→ **YOUR INSTRUCTIONS**:
An exact copy is all that is wanted: the lines from the one with "Decode this image" through the end of the listing below, both included, minus any pictures.

→ **INFORMATION PROVIDED**:
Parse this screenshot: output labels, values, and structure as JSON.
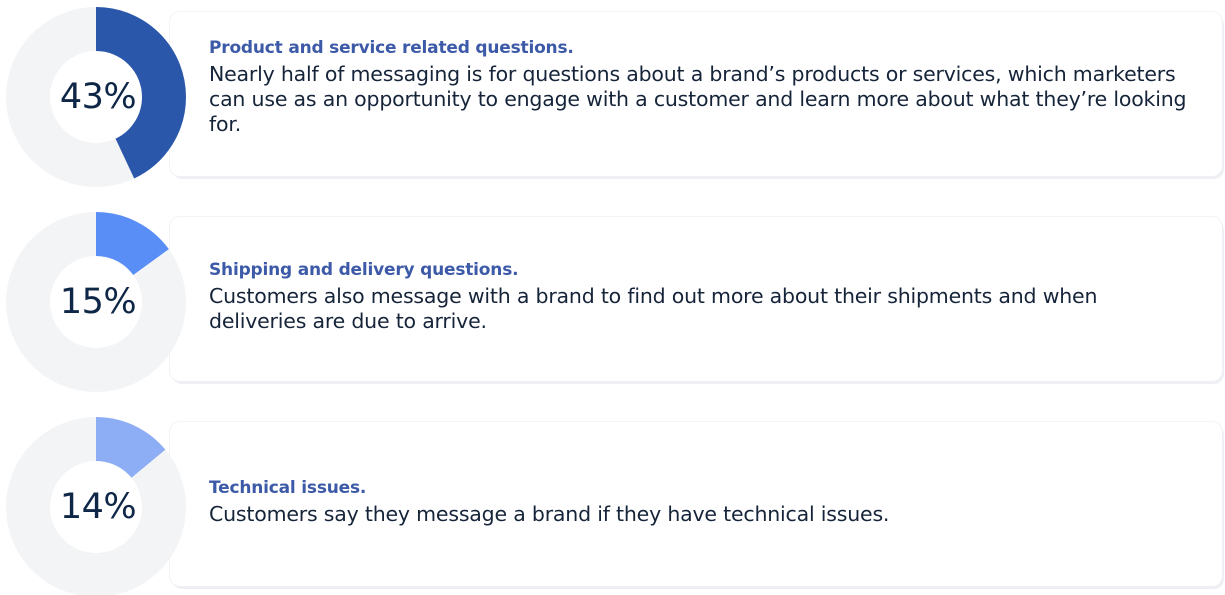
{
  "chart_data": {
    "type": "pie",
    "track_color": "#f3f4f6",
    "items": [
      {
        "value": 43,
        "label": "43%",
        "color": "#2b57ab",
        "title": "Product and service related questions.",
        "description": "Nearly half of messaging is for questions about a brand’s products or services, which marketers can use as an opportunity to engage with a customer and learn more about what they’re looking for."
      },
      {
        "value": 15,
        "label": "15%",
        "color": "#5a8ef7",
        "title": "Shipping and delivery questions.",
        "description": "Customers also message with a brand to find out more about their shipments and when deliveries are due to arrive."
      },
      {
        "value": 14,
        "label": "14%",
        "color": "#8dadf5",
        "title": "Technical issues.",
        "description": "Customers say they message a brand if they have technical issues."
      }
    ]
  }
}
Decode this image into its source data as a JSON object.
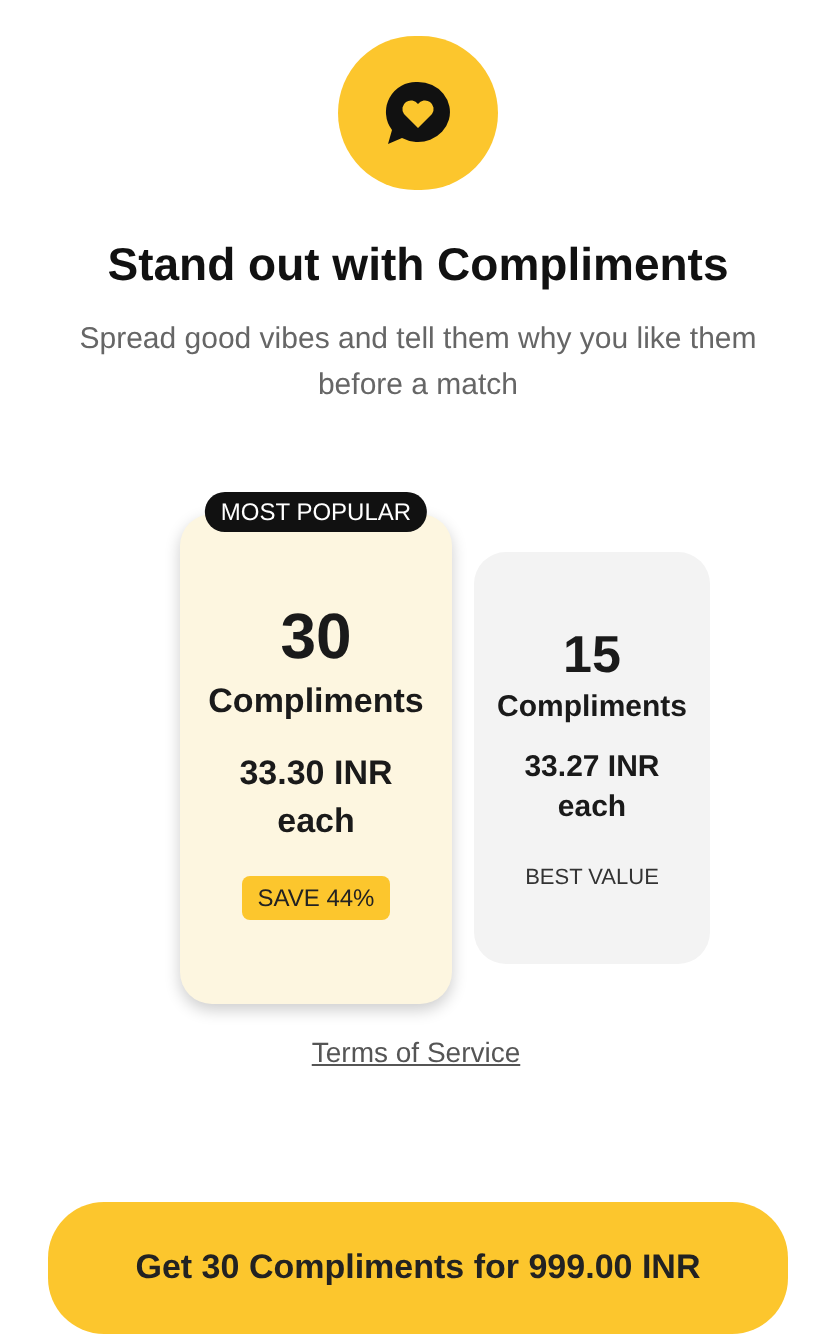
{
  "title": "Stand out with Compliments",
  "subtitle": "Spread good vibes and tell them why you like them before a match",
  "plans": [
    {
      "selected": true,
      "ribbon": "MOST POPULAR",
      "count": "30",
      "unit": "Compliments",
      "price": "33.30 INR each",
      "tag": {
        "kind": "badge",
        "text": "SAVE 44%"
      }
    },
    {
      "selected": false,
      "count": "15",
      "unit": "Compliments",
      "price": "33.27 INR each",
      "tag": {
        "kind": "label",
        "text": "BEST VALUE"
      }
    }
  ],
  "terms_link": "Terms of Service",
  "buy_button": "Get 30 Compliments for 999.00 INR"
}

→ **RESULT OF THE EXERCISE**:
Decode this image into its source data as a JSON object.
{
  "title": "Stand out with Compliments",
  "subtitle": "Spread good vibes and tell them why you like them before a match",
  "plans": [
    {
      "selected": true,
      "ribbon": "MOST POPULAR",
      "count": "30",
      "unit": "Compliments",
      "price": "33.30 INR each",
      "tag": {
        "kind": "badge",
        "text": "SAVE 44%"
      }
    },
    {
      "selected": false,
      "count": "15",
      "unit": "Compliments",
      "price": "33.27 INR each",
      "tag": {
        "kind": "label",
        "text": "BEST VALUE"
      }
    }
  ],
  "terms_link": "Terms of Service",
  "buy_button": "Get 30 Compliments for 999.00 INR"
}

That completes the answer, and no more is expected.